MONTGOMERY, Ala. (WSFA) - State Health Officer Dr. Scott Harris spoke Thursday afternoon about the state of hospitals in Montgomery, which Mayor Steven Reed says are at a “critical point.”
Harris said he is aware that many conventional Intensive Care Unit beds at Montgomery hospitals are filled; however, he said he spoke with Dr. Donald Williamson with the Alabama Hospital Association and understands hospitals have available spaces that can be used as ICUs.
Harris also said this is nothing new.
“I would say hospitals frequently, from time to time, have issues like this, and they generally do work those issues out between themselves,” Harris said.
He also said transfers of patients from Montgomery hospitals to Birmingham hospitals are not unusual, and he suspects a lot of people in Montgomery hospitals are from other parts of the state.
“I absolutely agree with the mayor that they have reached capacity there, but I also believe they have the ability within their four walls to handle that and handle more if necessary,” Harris said.
Baptist Health seemed to echo Harris’ statements about the situation, saying in a press release that while capacity within ICUs has been reached throughout this pandemic, this is not uncommon within typical hospital day-to-day operations.
“The availability of these beds is ever-evolving and the number of beds in use changes by the hour,” the release said. “This is the case in a non-COVID environment and remains consistent during the current COVID-19 pandemic.”
Baptist said when a patient requires highly specialized treatments or procedures not available locally, many of them are transferred to UAB Hospital in Birmingham. Likewise, smaller community hospitals in central Alabama often transfer patients Baptist Medical Center South, the tertiary care referral center.
Baptist said at this time, no patients have been transferred to Birmingham for COVID-related care.
Mia Mothershed with Jackson Hospital spoke about their situation, saying currently no ICU beds are available. The hospital has a 24 bed ICU, along with a six bed Cardiovascular ICU.
Mothershed also said Jackson Hospital has not transferred any patients to Birmingham.
WSFA 12 News spoke with Reed, who reiterated the city has a problem.
“I think anytime that you get to this point where you’re within a few beds of running out then there’s a problem,” he said. “I certainly think there’s still a dire situation that we have in this region, and I still think there’s a need for us to take every precautionary measure that we can take. I think it’s very important that we not relax, we not let down our guard, and think this is over.”
Reed said he believes the state has reopened too early because Alabama has not seen the downward trend in cases necessary.
“I think that we needed to see more consistency and a reduction of cases and we did not see that, and I think that given the poverty that we have in this state, given the lack of access to quality healthcare we have in this state, it puts us in an even more precarious situation than maybe some other communities,” he said.
Reed said the city continues to follow the latest data in the pandemic in order to make decisions in the best interest of residents. Reed also addressed Baptist Health and Jackson Hospital’s statements that COVID-19 patients have not been transferred to Birmingham, despite his statement Wednesday saying they have been.
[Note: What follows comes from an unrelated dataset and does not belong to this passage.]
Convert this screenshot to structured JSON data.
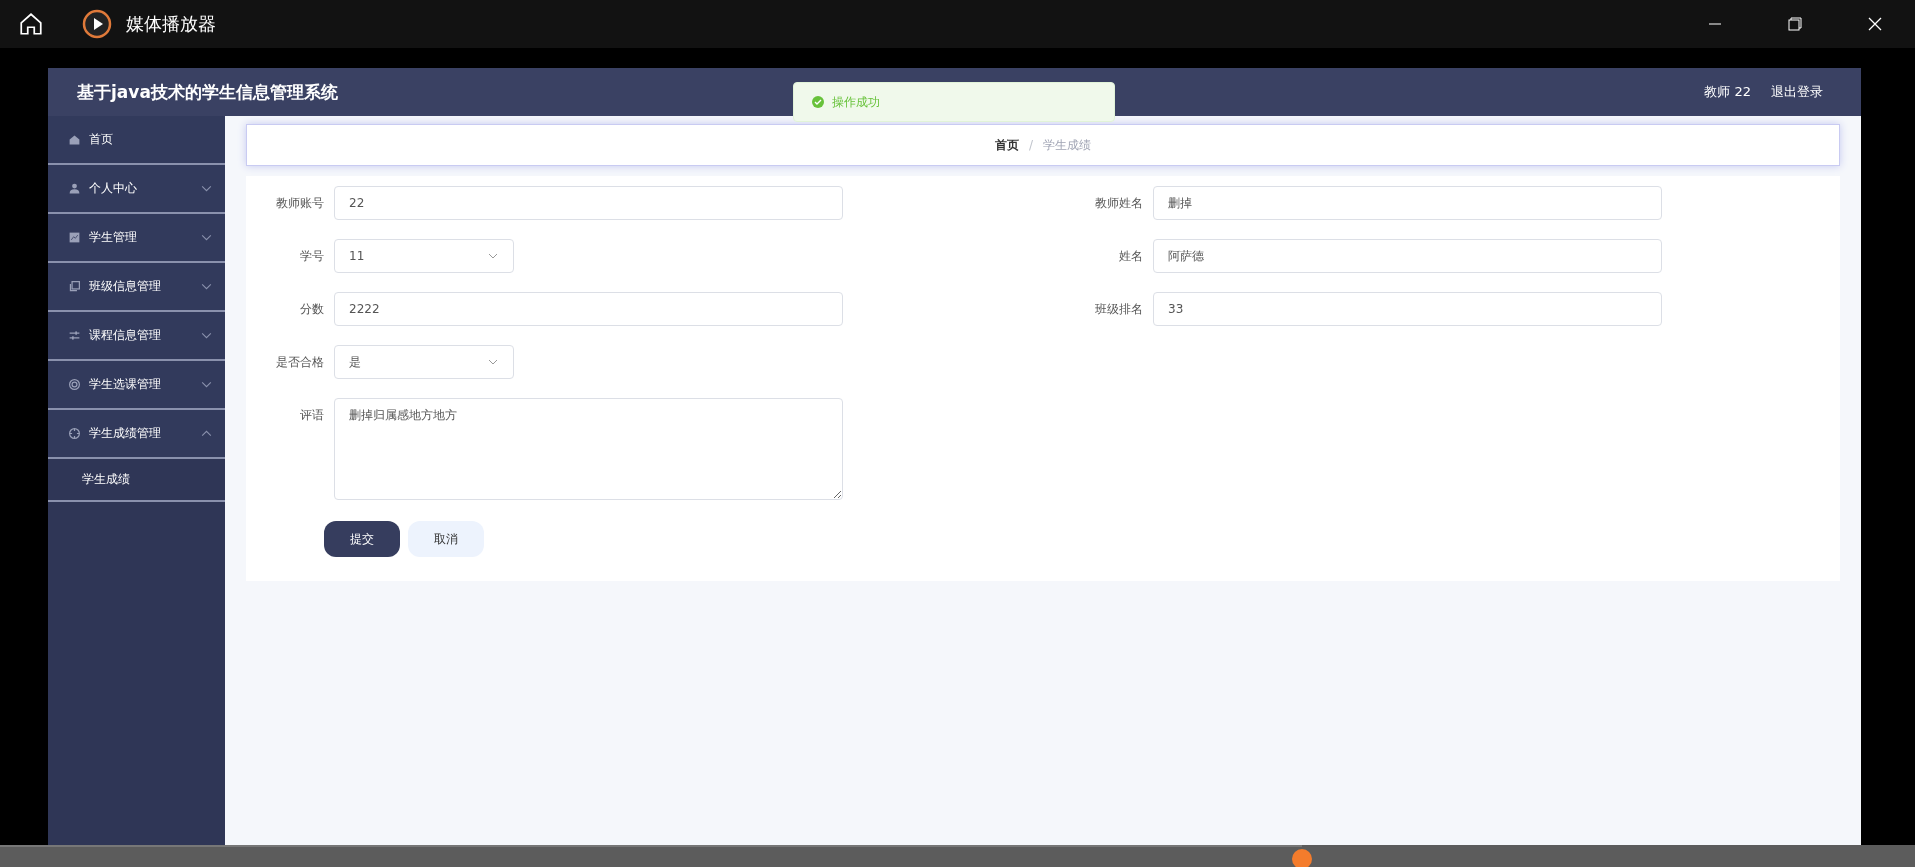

“I was told yesterday that they are being diverted to Birmingham because of the lack of ICU beds,” he said. “Now that may have changed today, and that’s great if it has.”
Thursday afternoon, Gov. Kay Ivey released another amended safer at home order, which greenlights the reopening of entertainment venues, child care facilities, athletic activities, and educational institutions. It goes into effect Friday at 5 p.m.